Shirley Not Another Ford Western
For those who only care about whether a movie is entertaining or not should know that "Fort Apache" is entertaining on the simplest level. It features some good performances, has moments of action as well as comedy and whilst there is a good central storyline it also features a range of subplots which contribute to a very entertaining movie, an old fashioned western. But for those who need more, who need layers of deeper context to discuss then "Fort Apache" also delivers with it's tale of society and racism amongst other things. Being capable of both, being a movie which can be watched for just entertainment or to be studied is just one of the reasons why "Fort Apache" is a very good movie which isn't really a surprise seeing that it is a John Ford movie.
Less than happy with his new orders, Colonel Thursday (Henry Fonda - Firecreek) and his daughter Philadelphia (Shirley Temple) make their way to Fort Apache where he discovers that things are a little laid back. Whilst demanding that his men act like soldiers Colonel Thursday plans to use this posting to claim the praise he deserves by destroying Cochise (Miguel Inclán) and his Apache's. Despite being told by Captain York (John Wayne - Stagecoach) that his plans to attack the Apaches is wrong, Colonel Thursday's single-mindedness leads him into a dangerous battle with the Indian Chief having tricked him in returning to the reservation he left.
Watching "Fort Apache" now you can't but help think that the central storyline, that of Colonel Thursday trying to stamp his authority on the troops he inherits is a bit unoriginal. There have been various movies since which have delivered similar stories and I would imagine there were some before "Fort Apache" was released in 1948. But appearing to be unoriginal isn't a problem as John Ford handles the storyline brilliantly especially in highlighting the contrast between Colonel Thursday and the way things work at the Fort. This is where one of those deeper layers comes in because the Fort has the atmosphere of a new settlement, an almost family community to it where as Thursday is a rigid authoritarian who doesn't do the whole social aspect. It is a clever layer well worked especially with one of the subplots, a romance between Thursday's daughter Philadelphia and 2nd Lt. Michael O'Rourke, being pivotal to the issues which Colonel Thursday perceives.

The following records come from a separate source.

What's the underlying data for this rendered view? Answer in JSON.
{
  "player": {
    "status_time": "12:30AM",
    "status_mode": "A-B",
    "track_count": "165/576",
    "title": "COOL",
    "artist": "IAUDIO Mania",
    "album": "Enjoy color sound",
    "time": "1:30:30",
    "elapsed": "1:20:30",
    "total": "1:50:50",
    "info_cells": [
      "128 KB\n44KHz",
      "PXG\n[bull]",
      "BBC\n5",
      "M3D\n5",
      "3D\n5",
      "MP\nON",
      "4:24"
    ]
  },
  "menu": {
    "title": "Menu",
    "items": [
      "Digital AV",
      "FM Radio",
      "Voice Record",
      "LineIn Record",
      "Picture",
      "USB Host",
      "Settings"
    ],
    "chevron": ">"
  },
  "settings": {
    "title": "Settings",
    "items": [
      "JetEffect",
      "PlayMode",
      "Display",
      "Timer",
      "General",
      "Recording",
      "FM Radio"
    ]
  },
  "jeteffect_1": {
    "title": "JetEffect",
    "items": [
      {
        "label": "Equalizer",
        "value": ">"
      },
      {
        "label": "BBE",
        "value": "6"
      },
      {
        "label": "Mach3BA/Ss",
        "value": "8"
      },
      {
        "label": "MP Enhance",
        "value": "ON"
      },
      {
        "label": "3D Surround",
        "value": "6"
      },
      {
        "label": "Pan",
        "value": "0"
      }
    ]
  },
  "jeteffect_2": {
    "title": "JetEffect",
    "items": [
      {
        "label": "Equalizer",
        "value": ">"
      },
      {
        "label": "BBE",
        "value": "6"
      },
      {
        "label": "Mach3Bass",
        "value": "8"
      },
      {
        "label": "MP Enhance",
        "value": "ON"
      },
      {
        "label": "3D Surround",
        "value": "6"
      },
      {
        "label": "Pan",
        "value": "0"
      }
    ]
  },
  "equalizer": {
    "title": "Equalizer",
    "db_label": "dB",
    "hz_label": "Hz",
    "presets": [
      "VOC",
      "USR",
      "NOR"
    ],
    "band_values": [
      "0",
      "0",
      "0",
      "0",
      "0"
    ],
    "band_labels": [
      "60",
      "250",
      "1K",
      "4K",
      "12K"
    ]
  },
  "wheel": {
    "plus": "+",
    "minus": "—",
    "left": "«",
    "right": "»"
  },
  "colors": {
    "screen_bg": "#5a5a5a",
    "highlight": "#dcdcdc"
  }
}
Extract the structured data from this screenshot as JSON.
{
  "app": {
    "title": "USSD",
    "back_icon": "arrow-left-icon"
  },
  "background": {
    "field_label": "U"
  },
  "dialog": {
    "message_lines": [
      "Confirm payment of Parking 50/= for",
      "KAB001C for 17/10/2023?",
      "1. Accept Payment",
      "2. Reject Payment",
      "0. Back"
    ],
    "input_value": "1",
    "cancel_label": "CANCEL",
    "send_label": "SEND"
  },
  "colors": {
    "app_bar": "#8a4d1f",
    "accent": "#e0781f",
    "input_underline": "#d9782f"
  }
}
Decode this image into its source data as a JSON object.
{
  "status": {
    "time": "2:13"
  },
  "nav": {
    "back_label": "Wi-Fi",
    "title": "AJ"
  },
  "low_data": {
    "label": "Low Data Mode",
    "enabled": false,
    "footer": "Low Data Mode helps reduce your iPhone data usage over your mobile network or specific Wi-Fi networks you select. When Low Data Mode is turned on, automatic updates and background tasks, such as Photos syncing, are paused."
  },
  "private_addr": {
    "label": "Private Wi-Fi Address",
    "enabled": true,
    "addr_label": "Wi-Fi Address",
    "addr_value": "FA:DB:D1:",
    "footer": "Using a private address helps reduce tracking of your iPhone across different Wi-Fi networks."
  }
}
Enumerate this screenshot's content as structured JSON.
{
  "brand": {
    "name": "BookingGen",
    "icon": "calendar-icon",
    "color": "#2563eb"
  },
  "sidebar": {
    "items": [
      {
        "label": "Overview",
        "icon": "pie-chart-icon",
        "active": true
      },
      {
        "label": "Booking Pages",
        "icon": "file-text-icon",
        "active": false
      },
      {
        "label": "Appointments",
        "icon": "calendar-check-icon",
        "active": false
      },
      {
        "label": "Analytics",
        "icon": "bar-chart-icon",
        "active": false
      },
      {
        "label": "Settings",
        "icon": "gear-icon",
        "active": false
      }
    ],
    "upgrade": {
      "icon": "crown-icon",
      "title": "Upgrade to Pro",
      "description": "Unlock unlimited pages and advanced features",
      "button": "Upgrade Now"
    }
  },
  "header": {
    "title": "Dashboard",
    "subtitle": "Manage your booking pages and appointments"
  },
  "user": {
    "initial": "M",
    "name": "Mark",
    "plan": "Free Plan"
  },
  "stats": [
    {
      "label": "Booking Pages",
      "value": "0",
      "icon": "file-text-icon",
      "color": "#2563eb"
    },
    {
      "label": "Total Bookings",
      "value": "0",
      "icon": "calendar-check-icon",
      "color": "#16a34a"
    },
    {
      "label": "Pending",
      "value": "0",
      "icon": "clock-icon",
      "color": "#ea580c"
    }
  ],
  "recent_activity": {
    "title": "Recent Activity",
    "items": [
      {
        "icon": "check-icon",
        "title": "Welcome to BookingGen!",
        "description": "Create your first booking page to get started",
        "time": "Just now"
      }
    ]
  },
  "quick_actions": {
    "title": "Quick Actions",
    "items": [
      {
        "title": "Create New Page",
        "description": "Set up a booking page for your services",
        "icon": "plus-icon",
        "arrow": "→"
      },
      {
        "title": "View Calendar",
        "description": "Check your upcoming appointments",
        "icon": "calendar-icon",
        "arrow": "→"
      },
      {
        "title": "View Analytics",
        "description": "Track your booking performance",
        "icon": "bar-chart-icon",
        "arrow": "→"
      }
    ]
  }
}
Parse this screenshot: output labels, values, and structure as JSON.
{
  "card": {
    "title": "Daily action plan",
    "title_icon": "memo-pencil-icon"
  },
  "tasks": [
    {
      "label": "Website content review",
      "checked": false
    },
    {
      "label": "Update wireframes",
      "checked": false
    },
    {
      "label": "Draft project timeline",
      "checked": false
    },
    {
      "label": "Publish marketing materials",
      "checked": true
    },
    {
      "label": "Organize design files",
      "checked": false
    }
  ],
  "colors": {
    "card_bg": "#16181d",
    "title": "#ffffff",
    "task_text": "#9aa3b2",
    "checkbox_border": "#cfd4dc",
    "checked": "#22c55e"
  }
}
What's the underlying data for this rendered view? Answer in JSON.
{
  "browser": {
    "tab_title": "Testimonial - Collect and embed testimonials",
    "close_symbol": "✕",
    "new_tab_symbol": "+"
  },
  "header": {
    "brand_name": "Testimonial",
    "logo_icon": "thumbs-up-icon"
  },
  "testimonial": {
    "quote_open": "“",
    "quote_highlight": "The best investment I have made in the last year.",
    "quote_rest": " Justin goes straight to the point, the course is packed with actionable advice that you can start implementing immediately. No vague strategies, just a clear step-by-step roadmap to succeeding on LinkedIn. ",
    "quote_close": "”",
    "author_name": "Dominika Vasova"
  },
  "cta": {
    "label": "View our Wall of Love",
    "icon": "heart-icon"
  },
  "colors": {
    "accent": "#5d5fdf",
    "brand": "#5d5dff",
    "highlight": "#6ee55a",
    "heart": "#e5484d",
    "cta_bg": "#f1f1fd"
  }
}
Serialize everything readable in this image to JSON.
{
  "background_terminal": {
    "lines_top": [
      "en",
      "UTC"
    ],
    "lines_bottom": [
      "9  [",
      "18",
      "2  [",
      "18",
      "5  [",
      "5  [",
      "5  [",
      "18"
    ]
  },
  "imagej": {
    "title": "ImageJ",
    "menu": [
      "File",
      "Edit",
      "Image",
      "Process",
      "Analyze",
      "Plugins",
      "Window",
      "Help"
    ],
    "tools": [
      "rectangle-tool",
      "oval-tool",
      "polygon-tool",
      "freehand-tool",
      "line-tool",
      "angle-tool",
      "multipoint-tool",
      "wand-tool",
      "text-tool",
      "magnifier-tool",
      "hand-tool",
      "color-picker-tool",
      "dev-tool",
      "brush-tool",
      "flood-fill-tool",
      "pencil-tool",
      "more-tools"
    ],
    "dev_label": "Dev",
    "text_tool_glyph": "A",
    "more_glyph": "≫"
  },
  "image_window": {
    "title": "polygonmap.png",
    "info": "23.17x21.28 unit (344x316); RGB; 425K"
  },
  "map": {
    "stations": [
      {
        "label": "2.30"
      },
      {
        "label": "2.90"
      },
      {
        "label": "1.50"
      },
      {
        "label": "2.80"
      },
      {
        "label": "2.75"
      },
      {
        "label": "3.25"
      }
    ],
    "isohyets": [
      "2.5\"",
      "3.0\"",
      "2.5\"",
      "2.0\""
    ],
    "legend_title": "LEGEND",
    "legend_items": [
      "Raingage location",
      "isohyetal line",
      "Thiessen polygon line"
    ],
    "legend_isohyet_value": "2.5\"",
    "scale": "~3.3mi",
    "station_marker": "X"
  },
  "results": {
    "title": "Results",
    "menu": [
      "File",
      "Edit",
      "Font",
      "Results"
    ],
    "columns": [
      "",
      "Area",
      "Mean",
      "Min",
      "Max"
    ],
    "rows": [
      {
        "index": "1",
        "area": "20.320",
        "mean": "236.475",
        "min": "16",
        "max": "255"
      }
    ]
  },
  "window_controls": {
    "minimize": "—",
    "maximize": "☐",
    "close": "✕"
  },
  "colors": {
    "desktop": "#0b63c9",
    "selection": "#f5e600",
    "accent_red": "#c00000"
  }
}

But "Fort Apache" is more than just about a Colonel trying to whip a bunch of troops into shape there is a racial element as well as Thursday who feels cheated by his posting to the Fort plans to attack the Apache's in a way of making a name for himself. It not only brings in some splendid action as this storyline culminates with a battle between the Cavalry and the Apache's but also an element of loyalty. We watch as Thursday's narrow mindedness when it comes to the Apache's frustrate Captain York who is more aware of the true situation going on with the Apaches and in fact they feel cheated by the government who a few years earlier made a treaty with them. But being a Cavalry man York remains loyal to his Colonel despite often disagreeing with him. It's just one more layer to "Fort Apache" which makes it more than just another western but at the same time making it entertaining.
And in between these two storylines there are subplots such as the romance between Philadelphia and O'Rourke as well as the fact that the young Lt. is in fact related to many of the troops at the Fort. All of these subplots don't work as padding but act as embellishments to the main storyline, providing meaning and often comedy. In fact there is a strong stream of comedy flowing through out "Fort Apache" no more so when Ford focuses on the family element, the fun loving, drink swilling Irish men who are basically the heart of the Fort.
All of this makes "Fort Apache" an entertaining movie but it is made even better by some very good acting. Henry Fonda is marvellous as Colonel Thursday, delivering every aspect of this man who feels betrayed by his superiors for being given such a meaningless position whilst also narrow minded in his viewpoint on what life should be. There is scene after scene which demonstrates how narrow minded Thursday is but none more so in the scenes shared with John Wayne as Captain York. Now it has to be said that this isn't John Wayne's best performance but that maybe because he is sharing the lead with Fonda who dominates every scene he is in but that doesn't mean that Wayne delivers a bad performance. In fact this is one of those occasions where Wayne doesn't just deliver a facet of his legendary persona but creates a unique and likeable character.
Whilst Henry Fonda and John Wayne very much lead "Fort Apache" the supporting performances from the likes of John Agar, Ward Bond, George O'Brien and Dick Foran make for entertaining characters. And then there is Shirley Temple as Thursday's daughter Philadelphia who not only radiates beauty but delivers a sweet, charming character. She creates this young woman who is thrown into life at a Fort and embraces the family aspect, the feeling of community which causes her to come up against her disciplinarian father who doesn't agree with it or her relationship with Michael O'Rourke.
What this all boils down to is that "Fort Apache" is a marvellous western because whilst there is plenty which can be discussed from the storyline, much more than I mention here, it also remains entertaining at the simplest level. From the solid storylines, interesting characters and the blend of drama, romance, action and comedy it delivers a complete movie which with the good performances of John Wayne and Henry Fonda as well as that of Shirley Temple is a pleasure to watch over and over again.